The plan doesn’t aim to rebuild everything that has been lost so far, or even fight for everything that remains now. Instead, the more modest goal is to restore enough wetlands to cushion communities from storm surge and provide a functioning fishery.Off to a great start.
Even that is not a sure thing
Meanwhile, Louisiana must find a way to pay for it. Although this battle has consequences for the rest of the country, so far Congress has spurned most requests for funding. Louisiana, one of the nation’s poorest states, could run out money for coastal restoration in 10 years.Oh, well that's no good. But at least something is being done and we're making progress, right?
But those gains are just a speck of what's needed in the long-term. With the coast disappearing at 16 square miles a year, it takes nature just two months to wash away as much land statewide as was created in Bayou Dupont and Lake Hermitage.But, we have other plans right? Preferably ones that last more than a few years?
The second method of rebuilding wetlands, controlled sediment diversions, doesn't have those problems.That's good!
Regardless of the method, the state doesn't believe there's enough sediment in the river to save everything. Wetlands along the last 40 miles to the Gulf, including those near the mouth of the river referred to as the Bird's Foot Delta, are not in the restoration plan.That's bad!
Considering how much remains unknown, a few scientists ask why Louisiana has staked so much on diversions. They worry the state could waste its last chance for the coast on a technique they believe poses its own habitat threats and exists only on computer models.Great.
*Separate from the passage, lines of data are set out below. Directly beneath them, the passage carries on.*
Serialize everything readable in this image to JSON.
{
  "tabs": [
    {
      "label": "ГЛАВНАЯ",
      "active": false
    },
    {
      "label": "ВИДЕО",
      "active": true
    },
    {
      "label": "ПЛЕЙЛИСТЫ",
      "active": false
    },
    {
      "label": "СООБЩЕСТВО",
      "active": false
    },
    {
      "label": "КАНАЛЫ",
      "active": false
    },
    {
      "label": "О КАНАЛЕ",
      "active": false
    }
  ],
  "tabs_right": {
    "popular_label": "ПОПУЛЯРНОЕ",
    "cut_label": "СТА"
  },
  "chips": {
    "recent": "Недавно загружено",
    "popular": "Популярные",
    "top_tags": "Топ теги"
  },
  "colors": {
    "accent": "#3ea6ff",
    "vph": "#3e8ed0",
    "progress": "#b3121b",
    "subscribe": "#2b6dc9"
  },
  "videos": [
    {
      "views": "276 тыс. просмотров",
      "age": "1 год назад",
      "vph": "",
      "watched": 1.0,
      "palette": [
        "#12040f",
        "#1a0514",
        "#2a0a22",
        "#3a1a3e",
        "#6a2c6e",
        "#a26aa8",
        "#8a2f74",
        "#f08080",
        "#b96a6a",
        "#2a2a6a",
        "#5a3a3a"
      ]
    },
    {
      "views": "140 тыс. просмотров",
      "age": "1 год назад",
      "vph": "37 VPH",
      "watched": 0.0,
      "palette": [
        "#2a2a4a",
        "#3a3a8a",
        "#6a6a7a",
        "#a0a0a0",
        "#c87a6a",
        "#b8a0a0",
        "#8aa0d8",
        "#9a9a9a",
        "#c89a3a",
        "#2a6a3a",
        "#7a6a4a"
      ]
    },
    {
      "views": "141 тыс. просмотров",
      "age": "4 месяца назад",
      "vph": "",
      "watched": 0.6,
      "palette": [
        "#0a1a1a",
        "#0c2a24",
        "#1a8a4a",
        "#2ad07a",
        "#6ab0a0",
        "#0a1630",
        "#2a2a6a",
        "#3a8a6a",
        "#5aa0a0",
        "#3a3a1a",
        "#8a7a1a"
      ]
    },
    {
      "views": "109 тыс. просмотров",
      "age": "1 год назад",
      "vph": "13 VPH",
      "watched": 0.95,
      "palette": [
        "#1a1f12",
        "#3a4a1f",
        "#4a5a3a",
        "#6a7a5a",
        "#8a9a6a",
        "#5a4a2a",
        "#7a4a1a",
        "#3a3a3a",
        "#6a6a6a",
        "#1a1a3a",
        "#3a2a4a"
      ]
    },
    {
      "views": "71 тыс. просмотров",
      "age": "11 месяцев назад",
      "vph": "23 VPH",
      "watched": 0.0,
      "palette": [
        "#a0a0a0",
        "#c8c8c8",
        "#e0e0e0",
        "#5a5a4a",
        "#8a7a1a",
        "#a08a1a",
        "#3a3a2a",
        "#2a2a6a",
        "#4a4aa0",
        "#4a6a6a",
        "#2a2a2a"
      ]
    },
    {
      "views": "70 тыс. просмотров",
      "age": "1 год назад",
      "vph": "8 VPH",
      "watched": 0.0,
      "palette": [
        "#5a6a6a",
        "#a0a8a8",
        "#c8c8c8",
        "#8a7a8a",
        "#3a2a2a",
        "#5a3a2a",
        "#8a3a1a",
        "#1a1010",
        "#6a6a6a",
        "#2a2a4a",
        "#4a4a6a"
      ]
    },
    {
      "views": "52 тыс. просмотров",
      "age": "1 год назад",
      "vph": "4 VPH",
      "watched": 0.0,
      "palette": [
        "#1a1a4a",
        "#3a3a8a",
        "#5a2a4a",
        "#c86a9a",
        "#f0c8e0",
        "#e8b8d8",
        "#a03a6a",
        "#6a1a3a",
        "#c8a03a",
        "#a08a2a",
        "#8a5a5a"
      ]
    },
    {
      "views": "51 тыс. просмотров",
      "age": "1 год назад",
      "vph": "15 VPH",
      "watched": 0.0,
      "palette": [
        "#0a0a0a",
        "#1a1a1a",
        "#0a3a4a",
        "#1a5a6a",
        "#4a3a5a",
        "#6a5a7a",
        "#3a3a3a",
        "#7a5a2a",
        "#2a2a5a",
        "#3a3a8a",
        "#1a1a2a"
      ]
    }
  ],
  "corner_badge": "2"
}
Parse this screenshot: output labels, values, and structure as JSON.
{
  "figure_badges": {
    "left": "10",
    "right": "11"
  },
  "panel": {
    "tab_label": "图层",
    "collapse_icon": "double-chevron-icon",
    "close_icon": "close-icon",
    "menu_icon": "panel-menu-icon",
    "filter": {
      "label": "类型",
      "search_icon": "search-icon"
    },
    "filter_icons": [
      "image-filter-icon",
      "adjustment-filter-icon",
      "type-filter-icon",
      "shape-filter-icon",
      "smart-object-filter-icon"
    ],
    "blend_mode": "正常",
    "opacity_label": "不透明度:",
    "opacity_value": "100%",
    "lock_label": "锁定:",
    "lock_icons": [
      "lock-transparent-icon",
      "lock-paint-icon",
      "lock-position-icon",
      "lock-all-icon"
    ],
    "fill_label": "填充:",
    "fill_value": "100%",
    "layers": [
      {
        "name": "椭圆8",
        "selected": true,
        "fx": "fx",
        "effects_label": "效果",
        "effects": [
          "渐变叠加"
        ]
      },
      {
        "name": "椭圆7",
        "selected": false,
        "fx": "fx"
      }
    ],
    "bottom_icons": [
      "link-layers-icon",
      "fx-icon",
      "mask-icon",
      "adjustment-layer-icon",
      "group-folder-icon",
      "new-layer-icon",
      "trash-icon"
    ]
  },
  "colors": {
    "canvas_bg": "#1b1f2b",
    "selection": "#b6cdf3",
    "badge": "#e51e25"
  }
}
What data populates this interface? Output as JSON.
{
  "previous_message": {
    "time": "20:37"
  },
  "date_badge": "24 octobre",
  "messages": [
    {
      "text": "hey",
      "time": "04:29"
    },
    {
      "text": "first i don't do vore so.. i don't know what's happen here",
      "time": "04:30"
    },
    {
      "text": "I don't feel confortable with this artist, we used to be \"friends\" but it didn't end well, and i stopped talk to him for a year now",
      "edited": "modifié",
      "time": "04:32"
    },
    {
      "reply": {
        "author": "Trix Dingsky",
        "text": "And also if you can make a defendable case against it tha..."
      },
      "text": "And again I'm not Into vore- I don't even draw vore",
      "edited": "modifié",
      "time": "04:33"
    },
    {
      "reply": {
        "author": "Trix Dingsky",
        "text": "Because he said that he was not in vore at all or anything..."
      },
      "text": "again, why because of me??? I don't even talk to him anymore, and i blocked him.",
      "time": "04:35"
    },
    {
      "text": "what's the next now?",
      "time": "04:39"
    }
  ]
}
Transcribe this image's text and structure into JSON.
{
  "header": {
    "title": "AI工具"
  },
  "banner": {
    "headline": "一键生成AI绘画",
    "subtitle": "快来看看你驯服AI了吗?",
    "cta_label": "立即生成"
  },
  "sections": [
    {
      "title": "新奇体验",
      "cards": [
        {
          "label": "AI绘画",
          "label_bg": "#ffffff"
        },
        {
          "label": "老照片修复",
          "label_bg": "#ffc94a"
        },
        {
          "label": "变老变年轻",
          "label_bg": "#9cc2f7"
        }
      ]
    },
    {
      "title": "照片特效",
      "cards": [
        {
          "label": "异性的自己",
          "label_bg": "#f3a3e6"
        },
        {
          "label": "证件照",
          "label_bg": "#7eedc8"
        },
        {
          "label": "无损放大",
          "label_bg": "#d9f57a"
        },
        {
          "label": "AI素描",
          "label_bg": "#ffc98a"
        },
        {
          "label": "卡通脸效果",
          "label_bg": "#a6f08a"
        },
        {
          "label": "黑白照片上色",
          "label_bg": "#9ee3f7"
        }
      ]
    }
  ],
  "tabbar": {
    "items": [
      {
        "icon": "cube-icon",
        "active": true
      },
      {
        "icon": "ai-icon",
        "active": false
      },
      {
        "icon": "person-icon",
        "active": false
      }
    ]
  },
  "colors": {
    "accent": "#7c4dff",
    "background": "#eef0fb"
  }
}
And we haven't even mentioned the other potential problems with this coastal restoration outlined in the article like how water diversion could affect shipping and fishing industries or how most of the wetlands will disappear regardless of what we do, making all this effort for naught.